Show every line of the data that includes the word "content".

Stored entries

[Start of Attachment]

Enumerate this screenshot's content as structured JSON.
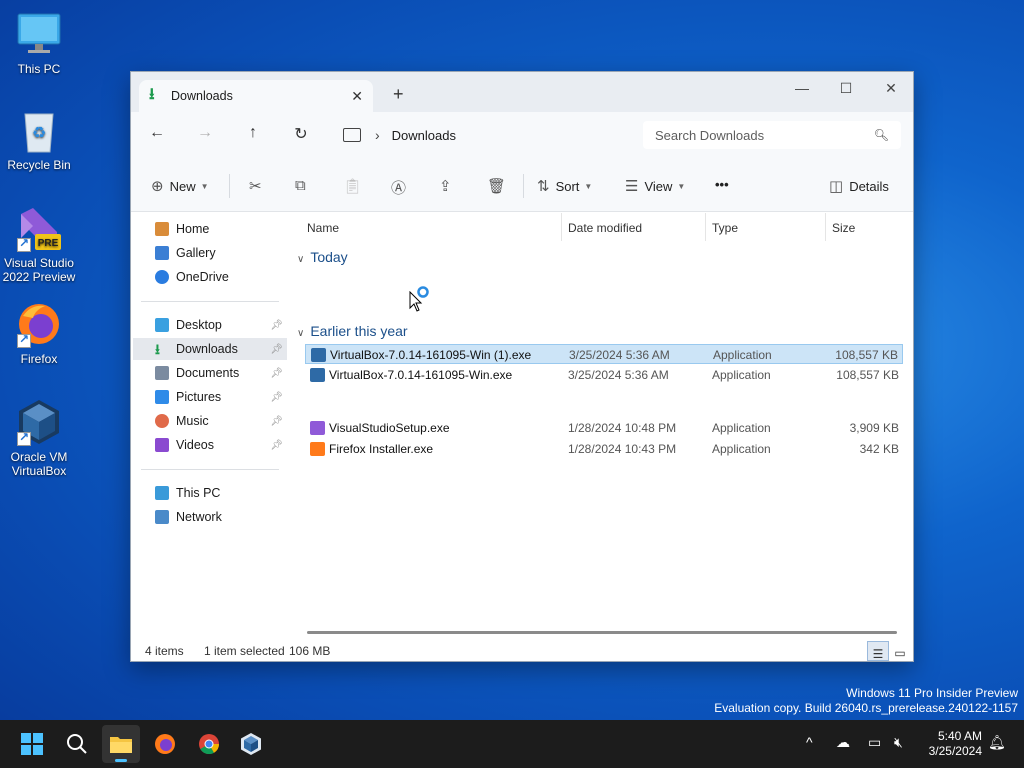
{
  "desktop": {
    "icons": [
      {
        "label": "This PC"
      },
      {
        "label": "Recycle Bin"
      },
      {
        "label": "Visual Studio 2022 Preview",
        "badge": "PRE"
      },
      {
        "label": "Firefox"
      },
      {
        "label": "Oracle VM VirtualBox"
      }
    ]
  },
  "explorer": {
    "tab_title": "Downloads",
    "new_tab": "+",
    "address": {
      "crumb": "Downloads"
    },
    "search_placeholder": "Search Downloads",
    "toolbar": {
      "new_label": "New",
      "sort_label": "Sort",
      "view_label": "View",
      "more_label": "•••",
      "details_label": "Details"
    },
    "sidebar": {
      "items": [
        {
          "label": "Home",
          "color": "#d98c3a"
        },
        {
          "label": "Gallery",
          "color": "#3b7fd4"
        },
        {
          "label": "OneDrive",
          "color": "#2a7ce0"
        },
        {
          "label": "Desktop",
          "color": "#3aa0e0"
        },
        {
          "label": "Downloads",
          "color": "#1c9a4d"
        },
        {
          "label": "Documents",
          "color": "#7b8ba0"
        },
        {
          "label": "Pictures",
          "color": "#2f8be8"
        },
        {
          "label": "Music",
          "color": "#e06a4a"
        },
        {
          "label": "Videos",
          "color": "#8a4ad0"
        },
        {
          "label": "This PC",
          "color": "#3a9ad9"
        },
        {
          "label": "Network",
          "color": "#4a8ac9"
        }
      ]
    },
    "columns": {
      "name": "Name",
      "date": "Date modified",
      "type": "Type",
      "size": "Size"
    },
    "groups": [
      {
        "label": "Today",
        "files": [
          {
            "name": "VirtualBox-7.0.14-161095-Win (1).exe",
            "date": "3/25/2024 5:36 AM",
            "type": "Application",
            "size": "108,557 KB"
          },
          {
            "name": "VirtualBox-7.0.14-161095-Win.exe",
            "date": "3/25/2024 5:36 AM",
            "type": "Application",
            "size": "108,557 KB"
          }
        ]
      },
      {
        "label": "Earlier this year",
        "files": [
          {
            "name": "VisualStudioSetup.exe",
            "date": "1/28/2024 10:48 PM",
            "type": "Application",
            "size": "3,909 KB"
          },
          {
            "name": "Firefox Installer.exe",
            "date": "1/28/2024 10:43 PM",
            "type": "Application",
            "size": "342 KB"
          }
        ]
      }
    ],
    "status": {
      "count": "4 items",
      "selected": "1 item selected",
      "size": "106 MB"
    }
  },
  "watermark": {
    "line1": "Windows 11 Pro Insider Preview",
    "line2": "Evaluation copy. Build 26040.rs_prerelease.240122-1157"
  },
  "clock": {
    "time": "5:40 AM",
    "date": "3/25/2024"
  }
}
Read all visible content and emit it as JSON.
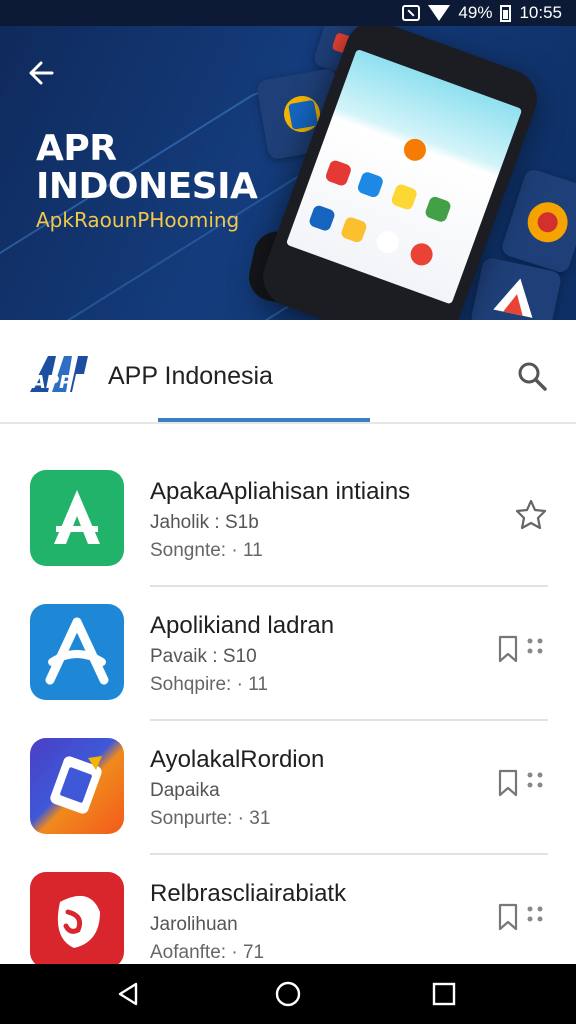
{
  "status_bar": {
    "battery_percent": "49%",
    "time": "10:55",
    "icons": [
      "nfc-icon",
      "wifi-icon",
      "battery-icon"
    ]
  },
  "banner": {
    "title_line1": "APR",
    "title_line2": "INDONESIA",
    "subtitle": "ApkRaounPHooming"
  },
  "header": {
    "app_name": "APP Indonesia",
    "logo_text": "APP"
  },
  "apps": [
    {
      "name": "ApakaApliahisan intiains",
      "line2": "Jaholik : S1b",
      "line3": "Songnte: · 11",
      "action": "star-icon"
    },
    {
      "name": "Apolikiand ladran",
      "line2": "Pavaik : S10",
      "line3": "Sohqpire: · 11",
      "action": "bookmark-icon"
    },
    {
      "name": "AyolakalRordion",
      "line2": "Dapaika",
      "line3": "Sonpurte: · 31",
      "action": "bookmark-icon"
    },
    {
      "name": "Relbrascliairabiatk",
      "line2": "Jarolihuan",
      "line3": "Aofanfte: · 71",
      "action": "bookmark-icon"
    }
  ],
  "colors": {
    "banner_bg": "#143c7c",
    "accent": "#3a7fc1",
    "subtitle": "#f2c84b",
    "icon1": "#22b36b",
    "icon2": "#1e88d6",
    "icon4": "#d9262c"
  }
}
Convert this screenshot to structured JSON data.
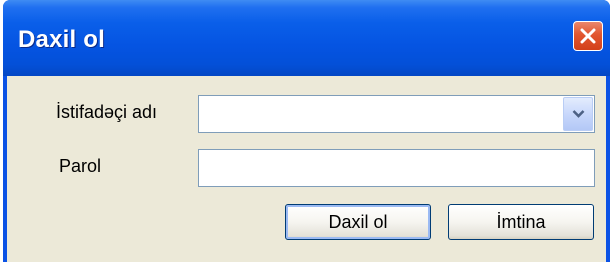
{
  "dialog": {
    "title": "Daxil ol",
    "close_icon": "close-x-icon"
  },
  "form": {
    "username_label": "İstifadəçi adı",
    "username_value": "",
    "username_dropdown_icon": "chevron-down-icon",
    "password_label": "Parol",
    "password_value": ""
  },
  "buttons": {
    "login_label": "Daxil ol",
    "cancel_label": "İmtina"
  },
  "colors": {
    "titlebar": "#0554e2",
    "client": "#ece9d8",
    "close_button": "#e2562f",
    "field_border": "#7f9db9",
    "button_border": "#003c74"
  }
}
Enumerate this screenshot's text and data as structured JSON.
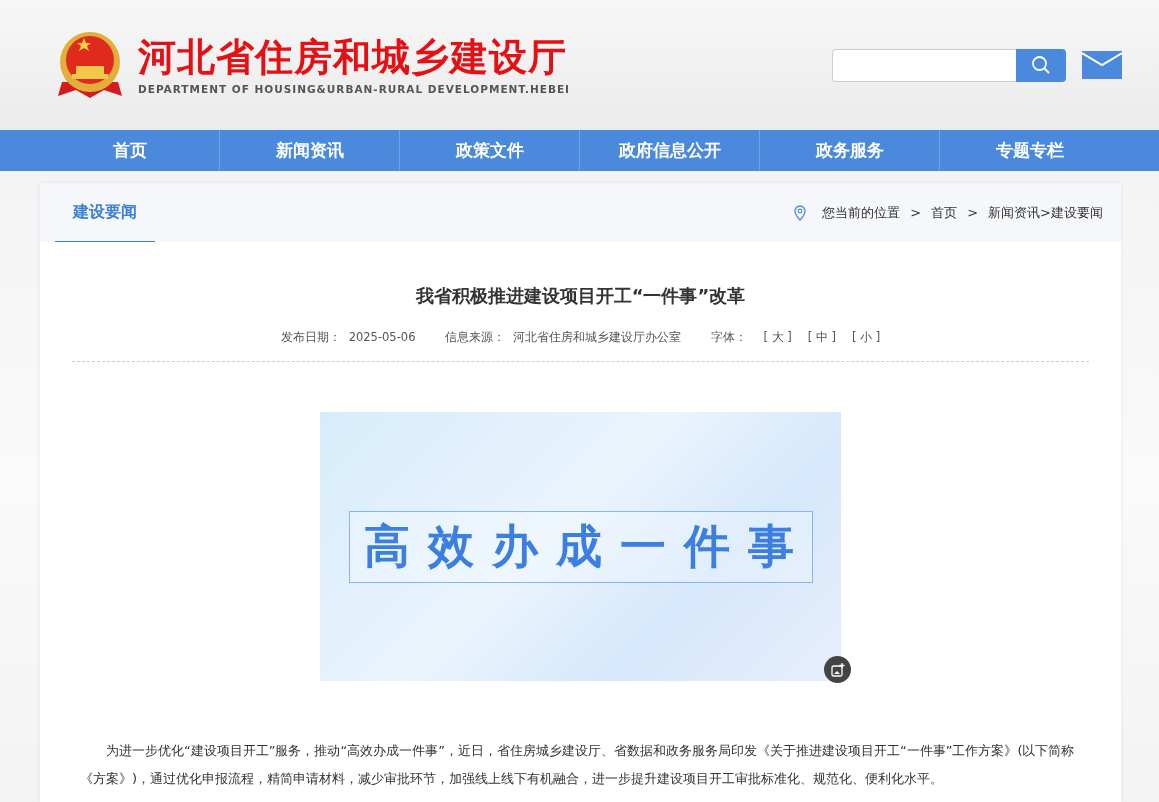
{
  "header": {
    "site_title": "河北省住房和城乡建设厅",
    "site_subtitle": "DEPARTMENT OF HOUSING&URBAN-RURAL DEVELOPMENT.HEBEI"
  },
  "nav": [
    "首页",
    "新闻资讯",
    "政策文件",
    "政府信息公开",
    "政务服务",
    "专题专栏"
  ],
  "section_tab": {
    "label": "建设要闻",
    "selected": true
  },
  "breadcrumb": {
    "prefix": "您当前的位置",
    "items": [
      {
        "text": "首页",
        "sep": ">"
      },
      {
        "text": "新闻资讯>建设要闻",
        "sep": ">"
      }
    ]
  },
  "article": {
    "title": "我省积极推进建设项目开工“一件事”改革",
    "date_label": "发布日期：",
    "date": "2025-05-06",
    "source_label": "信息来源：",
    "source": "河北省住房和城乡建设厅办公室",
    "font_label": "字体：",
    "font_sizes": [
      "[ 大 ]",
      "[ 中 ]",
      "[ 小 ]"
    ],
    "banner_text": "高效办成一件事",
    "paragraph": "为进一步优化“建设项目开工”服务，推动“高效办成一件事”，近日，省住房城乡建设厅、省数据和政务服务局印发《关于推进建设项目开工“一件事”工作方案》(以下简称《方案》)，通过优化申报流程，精简申请材料，减少审批环节，加强线上线下有机融合，进一步提升建设项目开工审批标准化、规范化、便利化水平。"
  }
}
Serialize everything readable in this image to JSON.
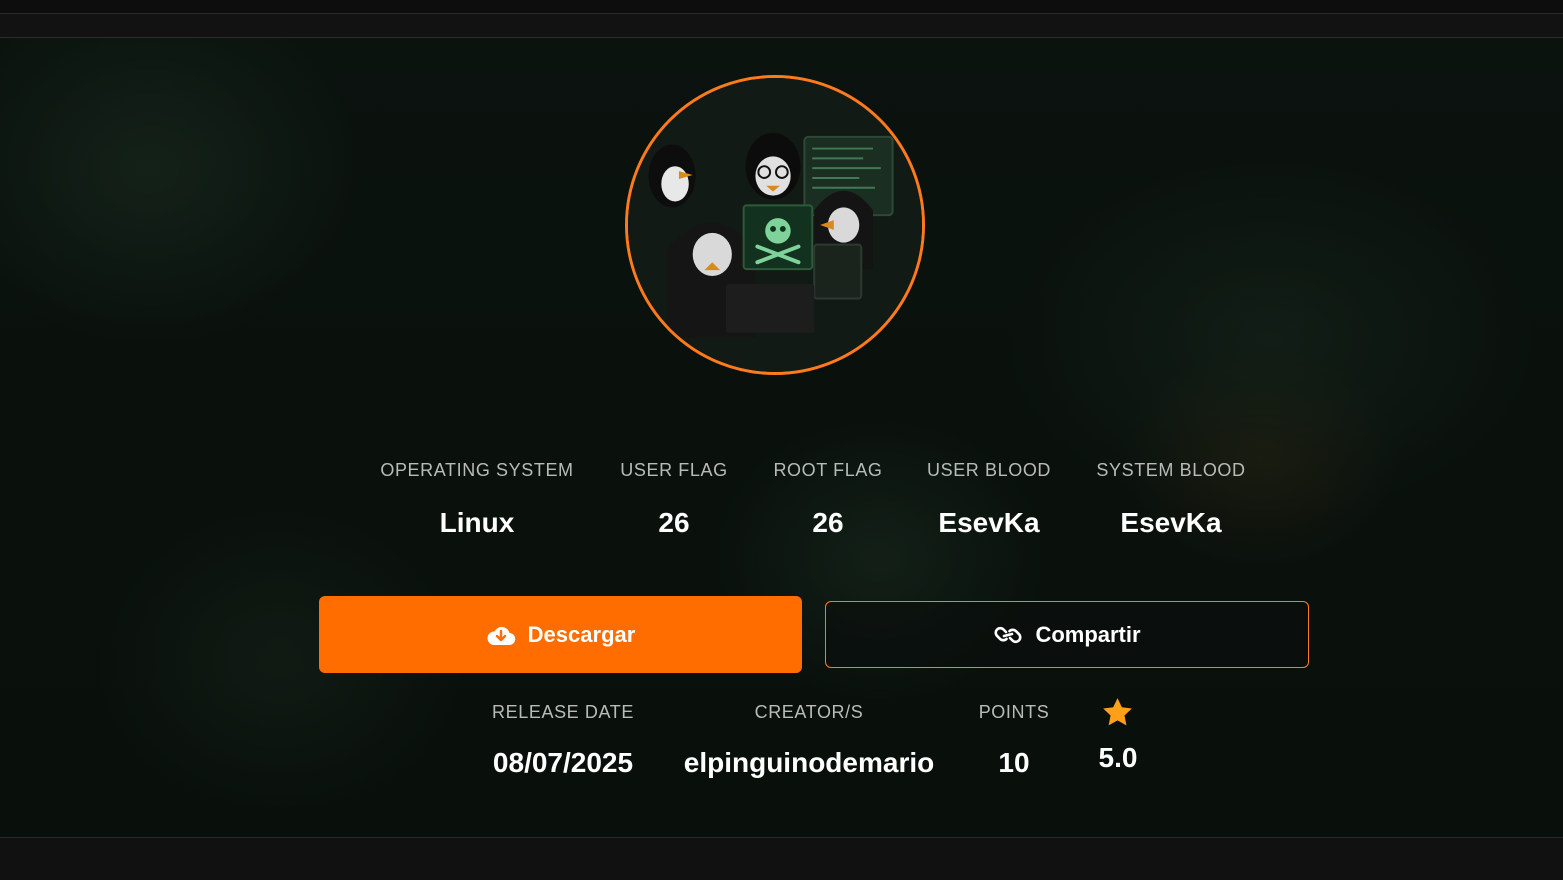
{
  "stats": [
    {
      "label": "OPERATING SYSTEM",
      "value": "Linux"
    },
    {
      "label": "USER FLAG",
      "value": "26"
    },
    {
      "label": "ROOT FLAG",
      "value": "26"
    },
    {
      "label": "USER BLOOD",
      "value": "EsevKa"
    },
    {
      "label": "SYSTEM BLOOD",
      "value": "EsevKa"
    }
  ],
  "actions": {
    "download_label": "Descargar",
    "share_label": "Compartir"
  },
  "meta": {
    "release_label": "RELEASE DATE",
    "release_value": "08/07/2025",
    "creator_label": "CREATOR/S",
    "creator_value": "elpinguinodemario",
    "points_label": "POINTS",
    "points_value": "10",
    "rating_value": "5.0"
  },
  "icons": {
    "download": "cloud-download-icon",
    "share": "link-icon",
    "rating": "star-icon"
  },
  "colors": {
    "accent": "#ff6d00",
    "star": "#ff9f1a",
    "background": "#0e1712"
  }
}
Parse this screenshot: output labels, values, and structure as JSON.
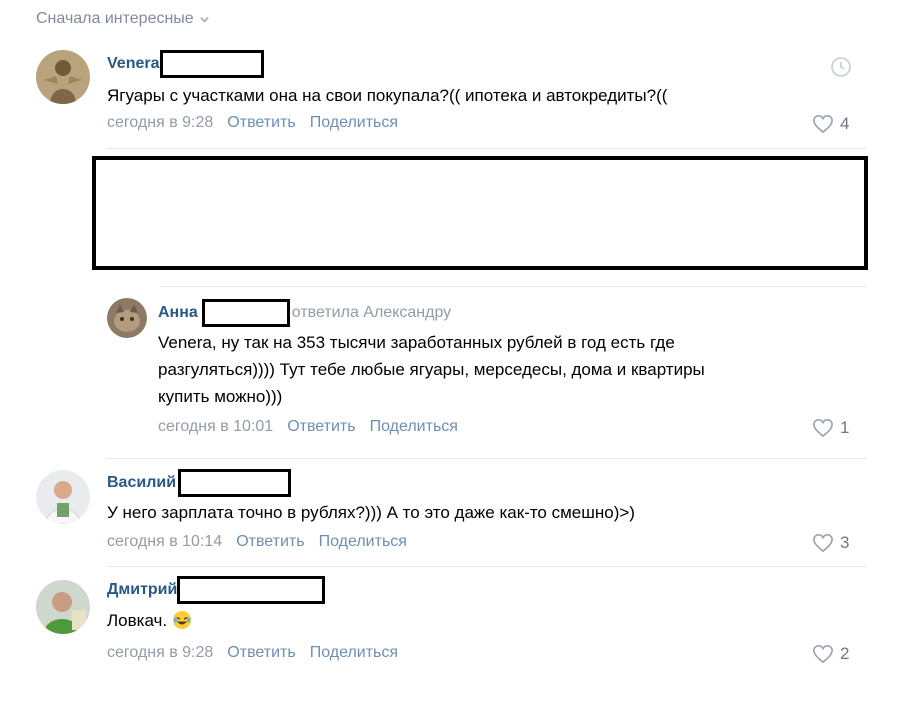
{
  "sort_label": "Сначала интересные",
  "comments": [
    {
      "author": "Venera",
      "text": "Ягуары с участками она на свои покупала?(( ипотека и автокредиты?((",
      "date": "сегодня в 9:28",
      "reply": "Ответить",
      "share": "Поделиться",
      "likes": "4"
    },
    {
      "author": "Анна",
      "reply_to": "ответила Александру",
      "text_lines": [
        "Venera, ну так на 353 тысячи заработанных рублей в год есть где",
        "разгуляться)))) Тут тебе любые ягуары, мерседесы, дома и квартиры",
        "купить можно)))"
      ],
      "date": "сегодня в 10:01",
      "reply": "Ответить",
      "share": "Поделиться",
      "likes": "1"
    },
    {
      "author": "Василий",
      "text": "У него зарплата точно в рублях?))) А то это даже как-то смешно)>)",
      "date": "сегодня в 10:14",
      "reply": "Ответить",
      "share": "Поделиться",
      "likes": "3"
    },
    {
      "author": "Дмитрий",
      "text": "Ловкач.",
      "date": "сегодня в 9:28",
      "reply": "Ответить",
      "share": "Поделиться",
      "likes": "2"
    }
  ],
  "icons": {
    "like": "heart-outline-icon",
    "sort": "chevron-down-icon",
    "time": "clock-icon",
    "emoji": "laughing-tears-emoji"
  },
  "colors": {
    "author": "#2a5885",
    "meta": "#939ba6",
    "divider": "#e7e8ec",
    "redaction": "#000000"
  }
}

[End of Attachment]

### WRITTEN RESPONSE
Enumerate this screenshot's content as structured JSON.
Read all visible content and emit it as JSON.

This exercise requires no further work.